      I know you said you didn’t want tactical-looking clothing, but the pants from 5.11 are just the BEST.  I particularly like the Stryke pant, which is admittedly somewhat tactical looking, but has so many fantastic features that I do sometimes wear it to work in my professional office (at least in the pre-pandemic days when I went in to an office).  They are cut specifically so you can move freely in them – I’ve done hours and hours of martial arts in them and washed them a thousand times and they still look great – and pockets everywhere. 5.11 offers some other pants that are less tactical looking but I have not yet tried those.  

      As for footwear, Dansko and Born brands have been the best for me.  Pro Tip: Look for footwear marketed to nurses or chefs.  They tend to be designed to look professional while being impervious to water and other fluids and providing great foot support.  They are my secret weapon at tradeshows . If you have no choice but to wear more of a pump (heels are a big NEVER in my book), then you can tuck a pair of Tieks into your purse in case you have to make a run for it – you can swap out the shoes and Tieks, though not particularly supportive, will get you those ten miles home far more effectively than the heels and are light enough to carry around as a backup.

    • 9

      I wanted to link to the bestest trench coat I’ve ever owned, but they don’t offer it anymore 😭

      This is what it looked like: Nau Radiant Trench Coat https://www.rei.com/product/837156/nau-radiant-trench-coat-womens

      I lived out of my suitcase and worked with startups for a couple of years so I needed something practical, versatile, and professional-looking, and this was the only outer shell I owned: waterproof, windproof, big pockets, adjustable back flap, you could take the hood out to make it look more refined, same for rolling up the sleeves or tighten them down in case it was too cold.

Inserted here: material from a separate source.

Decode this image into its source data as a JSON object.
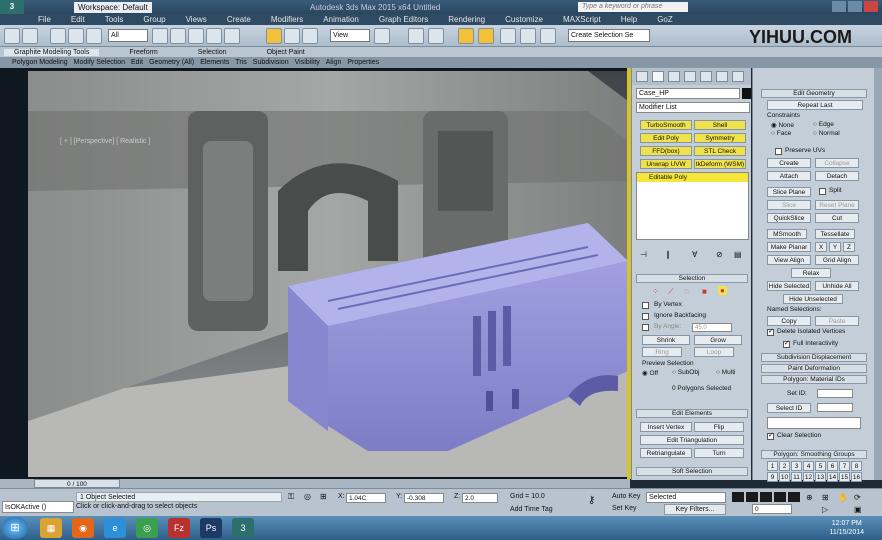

Ticked all boxes.

      Knowing that this brand produced such a high-quality garment, I’m happy to recommend it https://nau.com/

      Re flats, I have been very impressed by Rothy’s; they also were my only professional-looking shoe when I was travelling https://rothys.com/.

      The flats are comfortable even with my wide foot, comfortable for walking, they have a non-slip sturdy but not stiff rubber sole, and it’s really true that you can throw them in the washing machine!

    • 7

      I think it depends on just how professional you mean – some offices would not blink at the 511 pants mentioned and others may judge at anything less than designer suits.  And for me it always starts with the shoes.  I primarily wear loafers, oxfords and brogues as I’ve learned socks are a happy thing for me and want more support than most women’s shoes provide but still would prefer to not hike 10 miles in them.  They also serve better for several flights of stairs during a building evacuation than any heel or potentially floppy flat.  I’ve found some good options in Cole Haan and Ecco.  Cole Haan even has some ‘dress sneakers’ that have worked for me as well.  I also have trail runners in my Get Home Kit in the car I drive to work.  And if you are walking to the office, choose shoes that work for that.  It will take quite a determined effort to build a women’s professional wardrobe with comfort and functionality, but it can be done.   I’ve also found that accessories can change the perception a lot.  And conversely the shoes can be a give away or pull those travel pants up a notch.  

      • 6

        Similar thing, I keep sneakers in my car, just in case.